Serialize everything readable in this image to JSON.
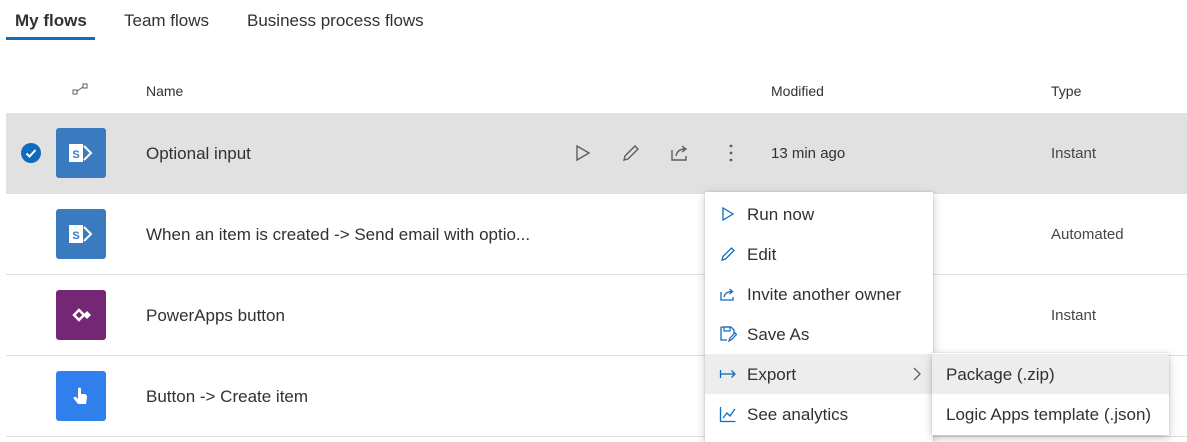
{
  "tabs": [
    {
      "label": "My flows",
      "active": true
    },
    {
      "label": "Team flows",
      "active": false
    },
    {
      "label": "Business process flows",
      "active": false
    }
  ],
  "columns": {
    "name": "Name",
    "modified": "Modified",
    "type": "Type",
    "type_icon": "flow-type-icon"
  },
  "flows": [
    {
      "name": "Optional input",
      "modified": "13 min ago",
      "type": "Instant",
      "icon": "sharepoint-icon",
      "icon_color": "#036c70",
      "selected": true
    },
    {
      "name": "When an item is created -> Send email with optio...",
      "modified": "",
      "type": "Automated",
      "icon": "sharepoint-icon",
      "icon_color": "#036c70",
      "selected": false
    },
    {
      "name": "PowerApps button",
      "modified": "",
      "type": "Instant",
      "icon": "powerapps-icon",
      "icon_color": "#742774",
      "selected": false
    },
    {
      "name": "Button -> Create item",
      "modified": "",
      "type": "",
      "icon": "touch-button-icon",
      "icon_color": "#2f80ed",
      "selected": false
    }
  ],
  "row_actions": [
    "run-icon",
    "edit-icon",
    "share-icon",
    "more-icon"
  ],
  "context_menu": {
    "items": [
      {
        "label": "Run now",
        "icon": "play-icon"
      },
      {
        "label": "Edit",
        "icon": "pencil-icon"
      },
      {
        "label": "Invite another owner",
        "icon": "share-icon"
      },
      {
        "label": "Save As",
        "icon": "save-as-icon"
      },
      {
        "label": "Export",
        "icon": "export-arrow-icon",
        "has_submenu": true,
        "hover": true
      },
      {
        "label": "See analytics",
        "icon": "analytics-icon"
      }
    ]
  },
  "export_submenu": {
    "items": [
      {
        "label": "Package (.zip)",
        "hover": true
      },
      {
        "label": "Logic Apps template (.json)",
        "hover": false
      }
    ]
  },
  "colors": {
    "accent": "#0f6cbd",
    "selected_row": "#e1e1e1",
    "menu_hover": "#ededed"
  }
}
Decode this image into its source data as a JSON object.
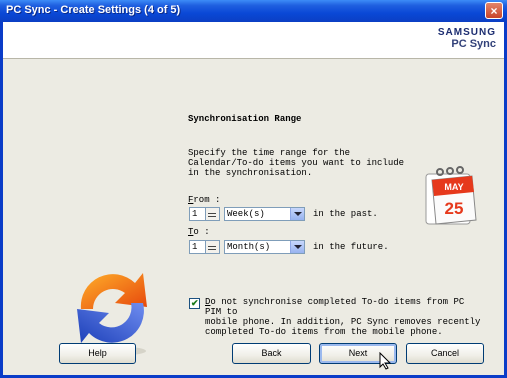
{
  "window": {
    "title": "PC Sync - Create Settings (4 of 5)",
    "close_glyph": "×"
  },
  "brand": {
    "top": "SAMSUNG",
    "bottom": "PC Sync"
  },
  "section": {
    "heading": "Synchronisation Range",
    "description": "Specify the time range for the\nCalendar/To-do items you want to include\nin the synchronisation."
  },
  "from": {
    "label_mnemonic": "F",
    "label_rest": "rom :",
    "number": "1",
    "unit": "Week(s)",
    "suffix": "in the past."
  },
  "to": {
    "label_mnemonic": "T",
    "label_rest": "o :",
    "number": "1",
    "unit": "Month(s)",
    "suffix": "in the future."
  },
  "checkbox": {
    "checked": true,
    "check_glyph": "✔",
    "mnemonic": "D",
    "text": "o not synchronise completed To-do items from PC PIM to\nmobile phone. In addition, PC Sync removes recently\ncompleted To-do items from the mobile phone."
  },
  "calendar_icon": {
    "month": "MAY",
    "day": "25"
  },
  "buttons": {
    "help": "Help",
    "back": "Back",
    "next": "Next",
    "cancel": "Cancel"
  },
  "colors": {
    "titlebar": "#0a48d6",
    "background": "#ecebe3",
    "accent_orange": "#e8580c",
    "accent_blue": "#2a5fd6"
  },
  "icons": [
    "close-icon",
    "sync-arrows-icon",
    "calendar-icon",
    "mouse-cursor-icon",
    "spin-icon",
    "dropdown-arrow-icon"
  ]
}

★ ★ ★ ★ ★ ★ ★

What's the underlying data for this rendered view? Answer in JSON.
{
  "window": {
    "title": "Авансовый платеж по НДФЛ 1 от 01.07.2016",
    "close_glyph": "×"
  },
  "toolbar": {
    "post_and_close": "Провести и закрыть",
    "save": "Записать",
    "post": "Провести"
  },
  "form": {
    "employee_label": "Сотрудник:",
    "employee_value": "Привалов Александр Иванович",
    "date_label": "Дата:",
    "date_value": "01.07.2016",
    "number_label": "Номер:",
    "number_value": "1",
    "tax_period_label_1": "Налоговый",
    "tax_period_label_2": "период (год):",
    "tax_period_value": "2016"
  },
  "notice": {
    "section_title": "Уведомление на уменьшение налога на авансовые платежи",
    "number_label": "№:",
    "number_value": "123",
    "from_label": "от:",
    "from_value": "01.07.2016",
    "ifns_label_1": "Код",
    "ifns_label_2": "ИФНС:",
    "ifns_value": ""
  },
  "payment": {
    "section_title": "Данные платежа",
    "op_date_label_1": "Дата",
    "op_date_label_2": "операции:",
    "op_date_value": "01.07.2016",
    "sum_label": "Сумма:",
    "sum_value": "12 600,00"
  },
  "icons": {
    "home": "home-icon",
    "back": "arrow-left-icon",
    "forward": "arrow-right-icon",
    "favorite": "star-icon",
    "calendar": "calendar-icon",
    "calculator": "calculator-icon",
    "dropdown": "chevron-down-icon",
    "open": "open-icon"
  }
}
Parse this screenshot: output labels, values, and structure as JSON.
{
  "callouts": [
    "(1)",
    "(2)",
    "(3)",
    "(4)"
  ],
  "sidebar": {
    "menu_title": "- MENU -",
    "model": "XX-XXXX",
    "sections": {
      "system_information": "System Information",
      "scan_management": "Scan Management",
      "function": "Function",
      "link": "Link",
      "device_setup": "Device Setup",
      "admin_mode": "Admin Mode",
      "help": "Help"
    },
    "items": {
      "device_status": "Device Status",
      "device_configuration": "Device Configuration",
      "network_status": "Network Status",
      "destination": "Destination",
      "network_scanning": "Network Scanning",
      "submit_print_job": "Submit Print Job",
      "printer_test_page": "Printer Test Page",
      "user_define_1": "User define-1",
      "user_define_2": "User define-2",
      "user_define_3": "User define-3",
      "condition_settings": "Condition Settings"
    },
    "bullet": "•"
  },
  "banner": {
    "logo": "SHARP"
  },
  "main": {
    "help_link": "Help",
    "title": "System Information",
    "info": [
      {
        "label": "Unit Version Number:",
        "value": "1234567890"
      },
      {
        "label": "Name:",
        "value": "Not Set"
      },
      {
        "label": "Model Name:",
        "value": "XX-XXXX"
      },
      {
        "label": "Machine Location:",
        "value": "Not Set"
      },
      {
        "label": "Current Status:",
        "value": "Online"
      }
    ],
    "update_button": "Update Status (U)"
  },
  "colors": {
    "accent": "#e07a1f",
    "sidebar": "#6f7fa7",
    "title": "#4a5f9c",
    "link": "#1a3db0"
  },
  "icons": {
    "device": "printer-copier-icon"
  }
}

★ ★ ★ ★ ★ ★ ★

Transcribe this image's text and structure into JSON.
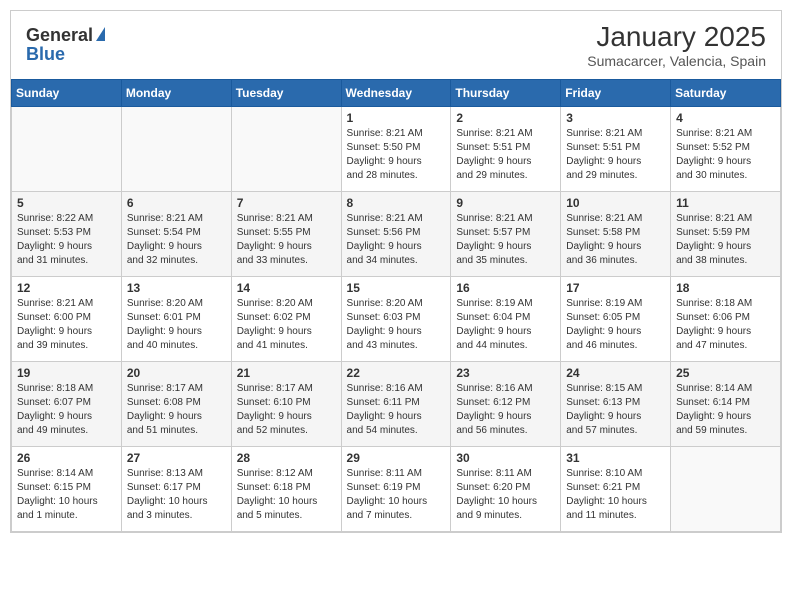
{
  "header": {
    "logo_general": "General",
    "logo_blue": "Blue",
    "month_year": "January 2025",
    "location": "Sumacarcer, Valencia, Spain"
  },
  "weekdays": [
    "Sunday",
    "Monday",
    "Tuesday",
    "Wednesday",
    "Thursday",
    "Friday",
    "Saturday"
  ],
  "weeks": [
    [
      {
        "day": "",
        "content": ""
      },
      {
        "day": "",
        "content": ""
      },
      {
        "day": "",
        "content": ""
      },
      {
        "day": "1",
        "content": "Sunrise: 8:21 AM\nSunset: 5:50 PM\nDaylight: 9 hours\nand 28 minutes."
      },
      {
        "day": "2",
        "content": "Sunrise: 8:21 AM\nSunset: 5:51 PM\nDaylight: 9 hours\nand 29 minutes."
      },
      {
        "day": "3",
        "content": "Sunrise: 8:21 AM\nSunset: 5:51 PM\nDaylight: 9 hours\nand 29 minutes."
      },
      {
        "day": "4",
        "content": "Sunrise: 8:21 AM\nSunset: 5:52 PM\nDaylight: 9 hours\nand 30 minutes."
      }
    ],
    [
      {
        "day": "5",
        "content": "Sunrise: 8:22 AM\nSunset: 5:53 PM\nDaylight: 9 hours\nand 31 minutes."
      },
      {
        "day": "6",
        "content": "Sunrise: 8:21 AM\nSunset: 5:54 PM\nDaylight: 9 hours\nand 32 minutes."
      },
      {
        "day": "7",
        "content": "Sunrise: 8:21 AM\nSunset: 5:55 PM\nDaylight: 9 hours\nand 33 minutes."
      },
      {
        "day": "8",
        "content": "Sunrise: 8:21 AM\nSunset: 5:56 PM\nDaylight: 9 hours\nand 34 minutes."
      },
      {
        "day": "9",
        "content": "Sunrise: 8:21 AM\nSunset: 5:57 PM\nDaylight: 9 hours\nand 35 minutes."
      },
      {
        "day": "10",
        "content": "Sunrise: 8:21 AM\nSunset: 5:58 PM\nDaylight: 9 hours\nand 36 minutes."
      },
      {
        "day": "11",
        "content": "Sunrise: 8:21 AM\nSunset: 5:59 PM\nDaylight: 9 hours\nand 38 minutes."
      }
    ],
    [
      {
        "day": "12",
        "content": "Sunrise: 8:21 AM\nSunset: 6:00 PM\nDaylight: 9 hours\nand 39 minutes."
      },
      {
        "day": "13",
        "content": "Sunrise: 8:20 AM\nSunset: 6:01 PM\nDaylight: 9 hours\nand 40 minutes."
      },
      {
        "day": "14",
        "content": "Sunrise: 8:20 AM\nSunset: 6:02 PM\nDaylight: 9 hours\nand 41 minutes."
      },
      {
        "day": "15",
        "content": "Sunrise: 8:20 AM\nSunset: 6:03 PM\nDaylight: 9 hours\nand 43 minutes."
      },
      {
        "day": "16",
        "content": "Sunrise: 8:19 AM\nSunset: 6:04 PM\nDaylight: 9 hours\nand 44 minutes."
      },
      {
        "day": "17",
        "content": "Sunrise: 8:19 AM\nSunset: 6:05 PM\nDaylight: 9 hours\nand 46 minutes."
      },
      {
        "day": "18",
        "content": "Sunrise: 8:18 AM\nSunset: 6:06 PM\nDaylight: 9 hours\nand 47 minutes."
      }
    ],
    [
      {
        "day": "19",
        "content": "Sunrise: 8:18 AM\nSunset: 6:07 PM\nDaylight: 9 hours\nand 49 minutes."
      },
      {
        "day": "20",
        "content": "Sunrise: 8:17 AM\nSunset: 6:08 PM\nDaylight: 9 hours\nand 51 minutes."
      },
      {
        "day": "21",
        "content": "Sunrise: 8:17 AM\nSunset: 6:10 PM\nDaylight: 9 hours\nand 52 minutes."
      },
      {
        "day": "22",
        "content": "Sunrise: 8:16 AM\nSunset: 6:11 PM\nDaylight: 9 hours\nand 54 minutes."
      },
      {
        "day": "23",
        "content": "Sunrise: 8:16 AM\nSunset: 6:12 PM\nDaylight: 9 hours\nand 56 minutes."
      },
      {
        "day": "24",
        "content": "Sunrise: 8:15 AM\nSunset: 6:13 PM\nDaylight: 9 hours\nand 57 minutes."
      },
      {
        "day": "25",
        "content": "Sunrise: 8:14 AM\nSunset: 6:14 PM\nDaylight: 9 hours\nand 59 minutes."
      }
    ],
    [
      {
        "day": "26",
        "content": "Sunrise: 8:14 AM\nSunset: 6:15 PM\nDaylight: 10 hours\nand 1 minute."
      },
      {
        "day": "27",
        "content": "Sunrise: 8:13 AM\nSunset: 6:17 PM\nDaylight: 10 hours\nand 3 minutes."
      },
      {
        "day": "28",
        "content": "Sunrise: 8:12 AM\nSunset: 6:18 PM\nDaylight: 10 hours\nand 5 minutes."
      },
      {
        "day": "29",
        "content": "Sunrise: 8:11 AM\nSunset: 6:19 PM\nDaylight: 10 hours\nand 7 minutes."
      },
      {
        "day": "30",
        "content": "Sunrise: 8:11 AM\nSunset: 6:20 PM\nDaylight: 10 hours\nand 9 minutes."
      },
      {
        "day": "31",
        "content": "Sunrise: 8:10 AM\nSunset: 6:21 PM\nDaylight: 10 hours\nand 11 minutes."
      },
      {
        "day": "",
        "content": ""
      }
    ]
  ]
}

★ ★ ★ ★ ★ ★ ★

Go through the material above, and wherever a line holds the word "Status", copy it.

      "device_status": "Device Status",
      "network_status": "Network Status",
        "label": "Current Status:",
    "update_button": "Update Status (U)"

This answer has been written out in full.